The news out of The Seattle Times is that a reduction in force will be far less ugly than it could have been. Ninety-nine Times employees expressed interest in a voluntary severance package, enough that there will be no forced layoffs of other employees, including suburban bureau reporters who had been slated for the heave-ho had enough people not volunteered to be laid off in return for extended salary and benefits. The Times' goal was to get as many as 110 people out the door, to eat away at about half of 2004's $12 million loss. Among those leaving the paper are Deputy Metro Editor John Saul, Foreign and National Editor Jim Mallery, and Mary Rothschild, an assistant Metro editor. Times spokesperson Kerry Coughlin wouldn't confirm identities of other newsroom personnel who'll be leaving the paper, most of them by early April. Do more job cuts loom at the financially strapped Times? "We can't make any guarantees, but it's our hope that we won't need to have any further reductions," says Coughlin. PHILIP DAWDY
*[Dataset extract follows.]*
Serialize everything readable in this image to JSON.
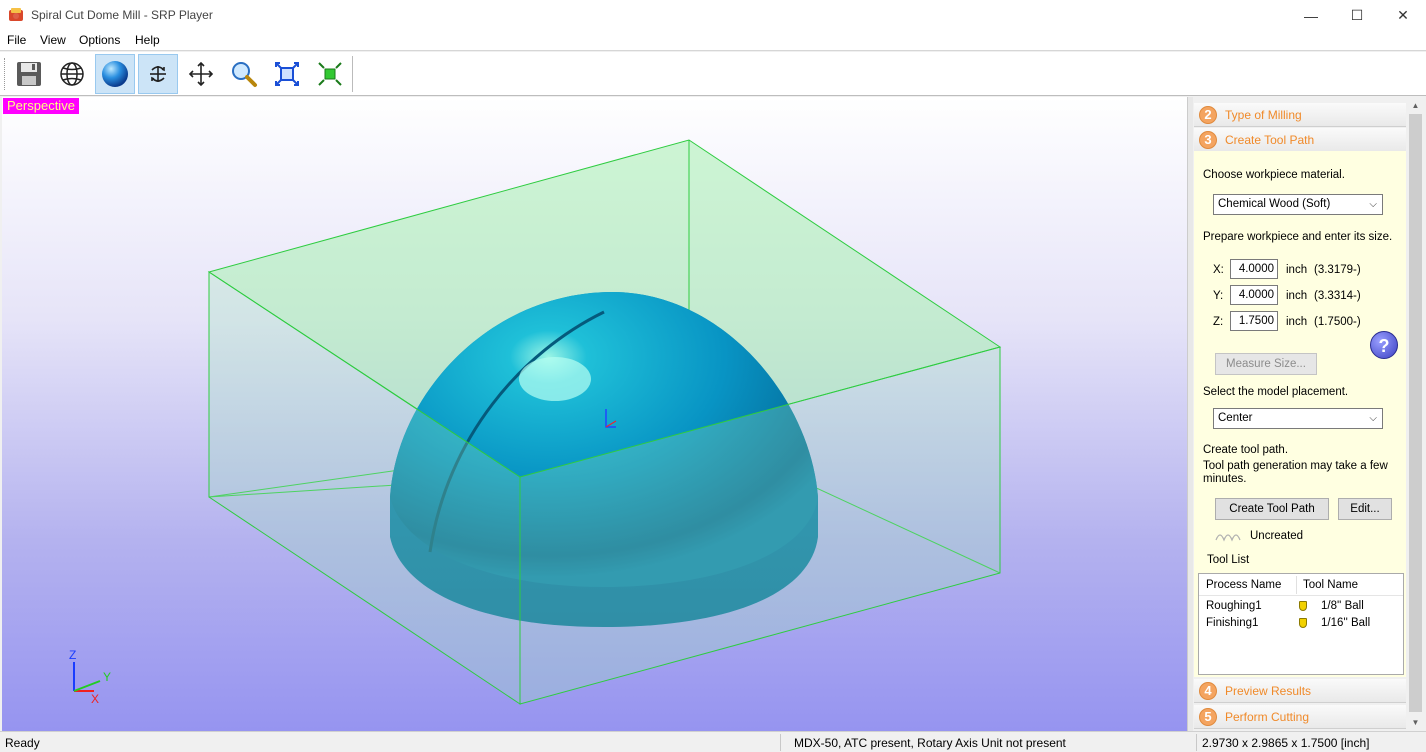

A Washington State Bar hearing officer has recommended a two-month suspension for suburban municipal-court prosecutor Margita Dornay, who was found to have been less than honest on the witness stand in a child-custody case. The disciplinary action grew out of an affair Dornay had with King County Sheriff's Deputy David Hick, who gave Dornay an array of gifts that included a horse and a loaded gun and convinced her he was a dangerous mafioso during their yearlong relationship. (See "Trials and Tribulations," Sept. 18, 2002.) Dornay, who once wrote Hick a note stating, "I love you . . . oh my god . . . I lust you," said Hick grew possessive and violent. She eventually obtained a restraining order against him, forcing Hick to turn in his gun and thereby lose his sheriff's department job. Dornay, married, represented an Issaquah law firm that contracted to prosecute traffic and criminal cases in Kirkland, Tukwila, Kenmore, and Shoreline. The state bar this month found that Dornay misled a Snohomish County court when she testified on behalf of Hick in a child-custody hearing, insisting he was "a very devoted, gentle" father. The bar cited mitigating factors pressuring Dornay, calling her "traumatized and afraid" due to Hick's actions, such as his holding a gun to his head and threatening to kill himself if Dornay left him. The restraining order and firearm prohibition against Hick, incidentally, expires this month, leaving him free to reapply for his sheriff's job. RICK ANDERSON
"If I'd written all the truth I knew for the past 10 years, about 600 people—including me—would be rotting in prison cells from Rio to Seattle today. Absolute truth is a very rare and dangerous commodity in the context of professional journalism."
—Hunter S. Thompson, 1937–2005
For more on Hunter S. Thompson and his legacy, see Mossback and Gonzo Legacy.